Anyway, gold was discovered in Leadville in 1859. That fizzled quickly and silver took its place in the early 1890s. It was the biggest silver camp in the world for a Nanosecond. Bolstered by a US Treasury silver purchase program that lasted till 1894 Leadville grew to 15,000, second only to Denver. When the government ended the program the price of silver plummeted to 60 cents an ounce. At that price it wasn’t worth extracting and Leadville withered. The Climax Molybdenum mine north of town, summer tourism and adventure sports keep the lights on today. The Leadville 100 trail and mountain races among many extreme sports contribute, too. In fact, the third stage of the Tran-Rockies Trail Run started in Leadville Wednesday morning at 8am. I was able to grab a latte at On a Hill Coffee which was literally at the start line.

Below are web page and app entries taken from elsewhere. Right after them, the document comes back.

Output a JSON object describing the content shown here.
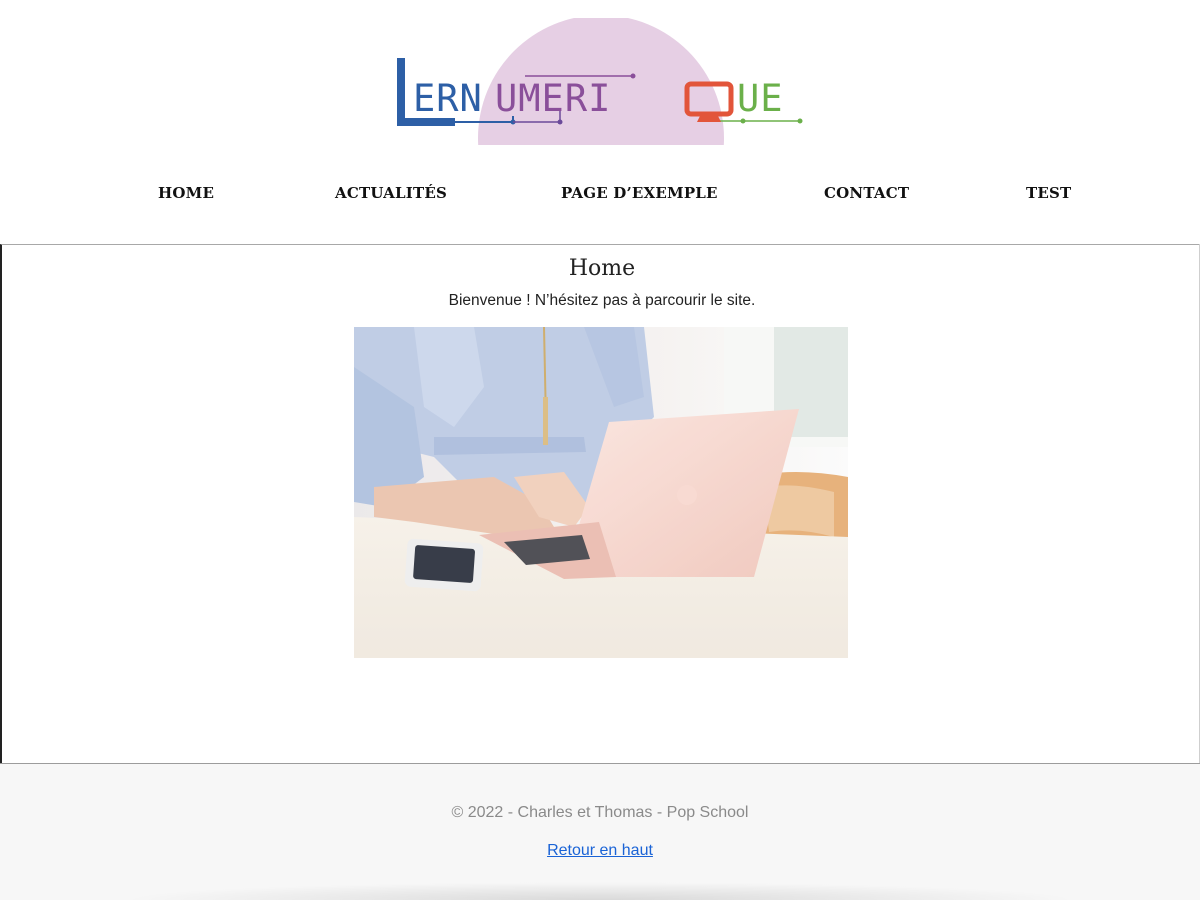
{
  "logo": {
    "text": "LERNUMERIQUE",
    "colors": {
      "circle": "#e6cfe4",
      "blue": "#2d5fa6",
      "purple": "#8a4f9a",
      "orange": "#e2553a",
      "green": "#6bb04a"
    }
  },
  "nav": {
    "items": [
      {
        "label": "HOME"
      },
      {
        "label": "ACTUALITÉS"
      },
      {
        "label": "PAGE D’EXEMPLE"
      },
      {
        "label": "CONTACT"
      },
      {
        "label": "TEST"
      }
    ]
  },
  "main": {
    "title": "Home",
    "intro": "Bienvenue ! N’hésitez pas à parcourir le site.",
    "image_subject": "person-typing-on-pink-laptop"
  },
  "footer": {
    "copyright": "© 2022 - Charles et Thomas - Pop School",
    "back_to_top": "Retour en haut",
    "link_color": "#1a63d6"
  }
}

I watched 360 participants start their run to Camp Hale a mere 25 miles into the high mountains.

I admit to getting a little pre-race tingle and the slightest itch to try something like it. Relax. I may be stupid but I'm not crazy.

Sunday, August 01, 2021

Talking Clouds

A big tipi under a big sky, Hondo Mesa.

Photographing northern New Mexico skies is a career path. A person could devote a long lifetime to capturing our sweeping, swirling, billowing, feathery clouds, and deep blue sky. It’s certainly been my story this year. In these parts if clouds are your muse days off are few.

Rio Grande bound, Hondo Mesa.

Crossing the Big River at the John Dunn Bridge.

Into another world, Arroyo Hondo

Otherworldly shapes, Arroyo Hondo.

The amazing sky phenomenon has been manifest of late as our monsoons started early and continue to anoint us with afternoon showers and thunderstorms.  While much of the West burns, we are blessed with stormy weather and the sweet smell of rain on the high desert. It’s one of nature’s visceral smells and another reminder that Taos may be the last best place.

These happened Saturday when I followed the clouds to Hondo Mesa and the Rio Grande. Point your car toward the most powerful part of the sky and she'll give you all you can handle.